Excerpted records below:
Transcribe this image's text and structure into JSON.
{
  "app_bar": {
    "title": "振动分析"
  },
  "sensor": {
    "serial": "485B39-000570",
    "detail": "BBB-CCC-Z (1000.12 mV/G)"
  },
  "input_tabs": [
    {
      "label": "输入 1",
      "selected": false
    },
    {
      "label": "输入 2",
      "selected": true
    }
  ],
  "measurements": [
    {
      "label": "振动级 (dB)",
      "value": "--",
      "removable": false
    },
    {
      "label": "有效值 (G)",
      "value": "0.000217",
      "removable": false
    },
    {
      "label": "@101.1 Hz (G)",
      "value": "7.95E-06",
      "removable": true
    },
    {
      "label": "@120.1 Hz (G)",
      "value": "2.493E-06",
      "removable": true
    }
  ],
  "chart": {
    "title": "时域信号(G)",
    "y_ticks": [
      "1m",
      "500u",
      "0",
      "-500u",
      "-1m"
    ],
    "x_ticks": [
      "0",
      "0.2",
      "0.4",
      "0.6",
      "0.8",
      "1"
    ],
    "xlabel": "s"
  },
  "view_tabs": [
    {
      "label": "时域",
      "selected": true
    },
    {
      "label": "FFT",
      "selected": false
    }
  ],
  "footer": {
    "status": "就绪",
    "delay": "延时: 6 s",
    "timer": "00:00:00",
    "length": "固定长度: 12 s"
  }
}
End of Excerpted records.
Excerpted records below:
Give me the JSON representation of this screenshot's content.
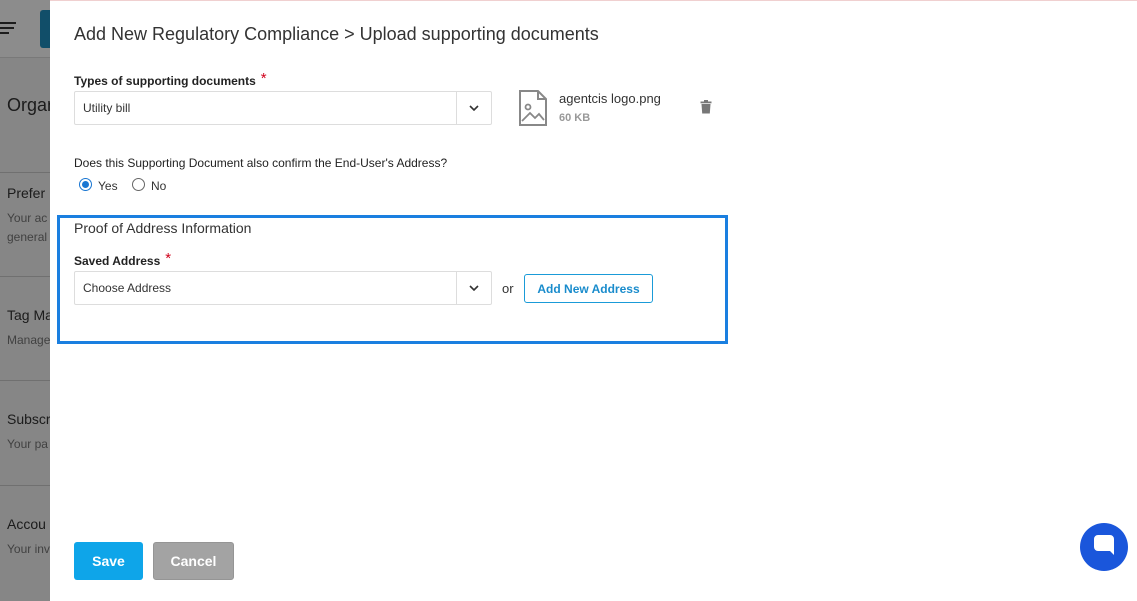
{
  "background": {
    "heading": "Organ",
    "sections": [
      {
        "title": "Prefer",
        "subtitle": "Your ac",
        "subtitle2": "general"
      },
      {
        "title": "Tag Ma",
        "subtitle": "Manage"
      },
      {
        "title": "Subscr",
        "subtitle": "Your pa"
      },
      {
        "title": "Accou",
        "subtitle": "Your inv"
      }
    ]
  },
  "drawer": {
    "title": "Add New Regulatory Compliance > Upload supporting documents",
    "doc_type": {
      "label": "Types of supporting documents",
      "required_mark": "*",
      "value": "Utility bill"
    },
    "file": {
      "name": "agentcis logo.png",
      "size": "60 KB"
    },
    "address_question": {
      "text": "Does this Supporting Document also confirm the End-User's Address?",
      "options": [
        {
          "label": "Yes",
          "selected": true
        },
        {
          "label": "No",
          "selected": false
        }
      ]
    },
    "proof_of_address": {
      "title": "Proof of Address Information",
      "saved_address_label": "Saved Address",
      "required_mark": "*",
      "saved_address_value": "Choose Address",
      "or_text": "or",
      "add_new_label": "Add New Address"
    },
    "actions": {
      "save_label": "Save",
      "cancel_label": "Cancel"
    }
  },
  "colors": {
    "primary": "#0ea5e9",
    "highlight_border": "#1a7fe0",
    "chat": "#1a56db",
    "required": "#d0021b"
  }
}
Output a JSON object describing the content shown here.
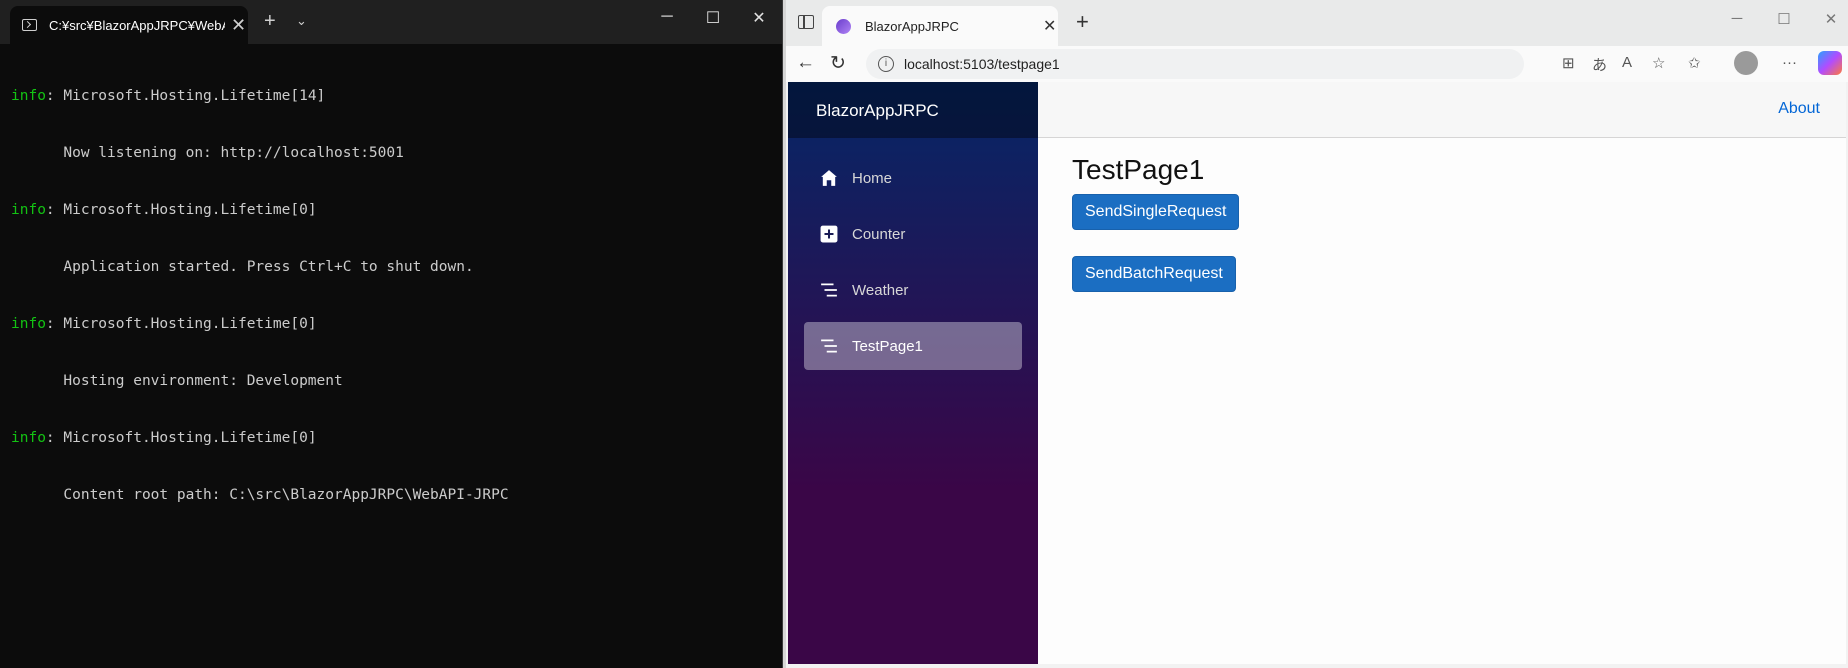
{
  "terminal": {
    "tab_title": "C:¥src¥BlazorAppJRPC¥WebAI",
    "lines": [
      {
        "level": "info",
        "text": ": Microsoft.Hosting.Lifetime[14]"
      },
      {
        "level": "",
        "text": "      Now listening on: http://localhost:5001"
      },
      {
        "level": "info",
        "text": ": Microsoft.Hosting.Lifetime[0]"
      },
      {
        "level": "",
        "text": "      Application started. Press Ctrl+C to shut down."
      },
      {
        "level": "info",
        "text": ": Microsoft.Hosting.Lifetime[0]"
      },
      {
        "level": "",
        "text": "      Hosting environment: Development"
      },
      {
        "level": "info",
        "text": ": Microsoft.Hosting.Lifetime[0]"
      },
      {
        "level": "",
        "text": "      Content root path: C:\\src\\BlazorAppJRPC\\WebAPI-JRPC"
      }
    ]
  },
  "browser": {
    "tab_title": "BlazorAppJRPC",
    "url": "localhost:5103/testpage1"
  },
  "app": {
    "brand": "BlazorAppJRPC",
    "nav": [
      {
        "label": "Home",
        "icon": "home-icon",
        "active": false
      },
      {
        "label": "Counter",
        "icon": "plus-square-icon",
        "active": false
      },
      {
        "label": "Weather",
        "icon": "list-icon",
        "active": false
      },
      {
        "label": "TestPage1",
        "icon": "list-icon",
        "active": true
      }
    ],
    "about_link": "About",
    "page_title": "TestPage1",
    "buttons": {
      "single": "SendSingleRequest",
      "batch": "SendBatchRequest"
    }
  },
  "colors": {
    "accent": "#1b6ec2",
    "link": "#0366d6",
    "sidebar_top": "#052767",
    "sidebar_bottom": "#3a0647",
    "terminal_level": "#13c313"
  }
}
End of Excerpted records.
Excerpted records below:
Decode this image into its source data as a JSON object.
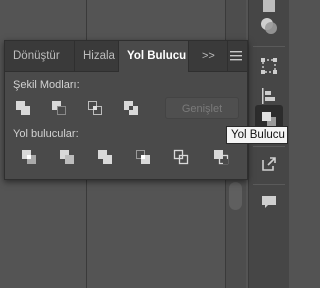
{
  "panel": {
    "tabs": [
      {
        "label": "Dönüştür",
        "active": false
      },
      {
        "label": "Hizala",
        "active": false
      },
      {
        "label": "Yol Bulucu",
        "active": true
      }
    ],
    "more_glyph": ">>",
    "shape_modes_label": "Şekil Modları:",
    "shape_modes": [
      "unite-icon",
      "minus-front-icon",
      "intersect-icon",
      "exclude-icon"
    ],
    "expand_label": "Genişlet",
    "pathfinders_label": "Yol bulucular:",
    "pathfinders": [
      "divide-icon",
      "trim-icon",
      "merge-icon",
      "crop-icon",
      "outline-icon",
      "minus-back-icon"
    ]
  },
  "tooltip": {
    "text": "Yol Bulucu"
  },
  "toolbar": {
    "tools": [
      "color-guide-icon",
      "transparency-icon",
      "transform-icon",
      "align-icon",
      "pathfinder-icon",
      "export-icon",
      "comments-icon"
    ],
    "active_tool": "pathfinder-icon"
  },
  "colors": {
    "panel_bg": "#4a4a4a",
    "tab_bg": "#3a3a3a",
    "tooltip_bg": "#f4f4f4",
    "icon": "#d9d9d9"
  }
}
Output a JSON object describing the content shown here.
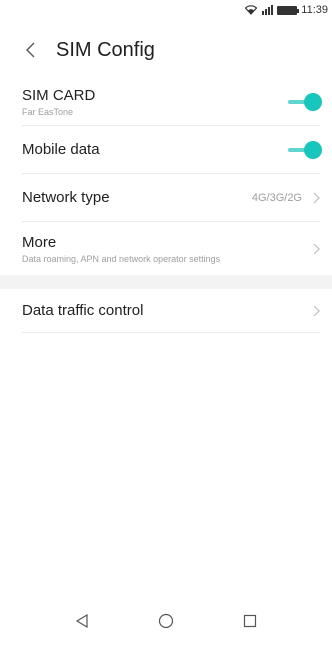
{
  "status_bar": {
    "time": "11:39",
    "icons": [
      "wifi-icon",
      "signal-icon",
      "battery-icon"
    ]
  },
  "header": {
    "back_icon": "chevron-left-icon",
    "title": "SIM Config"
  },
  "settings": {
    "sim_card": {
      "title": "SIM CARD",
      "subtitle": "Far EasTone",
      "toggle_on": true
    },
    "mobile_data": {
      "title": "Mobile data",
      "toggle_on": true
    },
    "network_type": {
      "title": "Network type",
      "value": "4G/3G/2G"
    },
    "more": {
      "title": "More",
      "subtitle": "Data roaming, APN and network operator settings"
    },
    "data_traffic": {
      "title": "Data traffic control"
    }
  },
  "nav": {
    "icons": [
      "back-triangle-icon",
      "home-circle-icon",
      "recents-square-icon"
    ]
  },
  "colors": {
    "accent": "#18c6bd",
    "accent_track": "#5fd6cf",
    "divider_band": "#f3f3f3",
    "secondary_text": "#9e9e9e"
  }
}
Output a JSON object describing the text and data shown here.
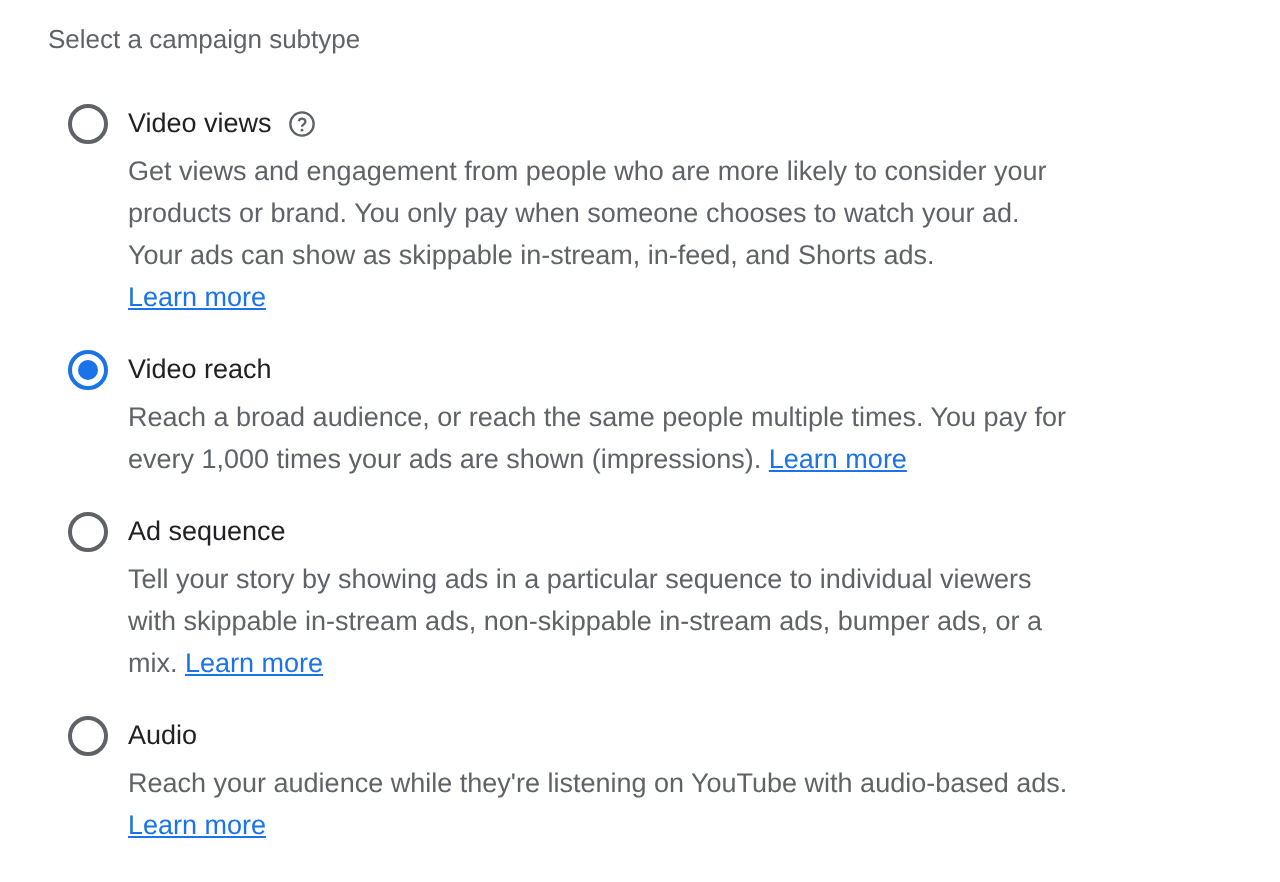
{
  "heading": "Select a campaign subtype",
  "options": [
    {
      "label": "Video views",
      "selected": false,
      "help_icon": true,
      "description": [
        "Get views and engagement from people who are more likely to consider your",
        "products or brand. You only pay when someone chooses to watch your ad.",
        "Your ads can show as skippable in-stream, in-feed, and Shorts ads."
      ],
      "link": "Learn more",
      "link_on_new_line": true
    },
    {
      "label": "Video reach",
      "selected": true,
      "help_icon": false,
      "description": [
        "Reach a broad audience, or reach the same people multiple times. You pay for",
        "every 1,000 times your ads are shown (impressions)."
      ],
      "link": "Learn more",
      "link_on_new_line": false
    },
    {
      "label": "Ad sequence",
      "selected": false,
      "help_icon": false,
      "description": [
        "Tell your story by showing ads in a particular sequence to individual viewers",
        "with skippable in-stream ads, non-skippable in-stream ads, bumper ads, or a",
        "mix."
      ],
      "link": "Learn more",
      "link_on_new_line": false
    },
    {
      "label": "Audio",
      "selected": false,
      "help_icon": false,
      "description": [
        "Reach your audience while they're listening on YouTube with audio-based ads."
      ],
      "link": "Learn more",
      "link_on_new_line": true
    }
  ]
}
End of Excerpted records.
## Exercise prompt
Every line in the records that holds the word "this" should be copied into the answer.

## Answer for the task
Transcribe this image's text and structure into JSON.
Give me the JSON representation of this screenshot's content.
      "text": "Does this Supporting Document also confirm the End-User's Address?",
Decode this image into its source data as a JSON object.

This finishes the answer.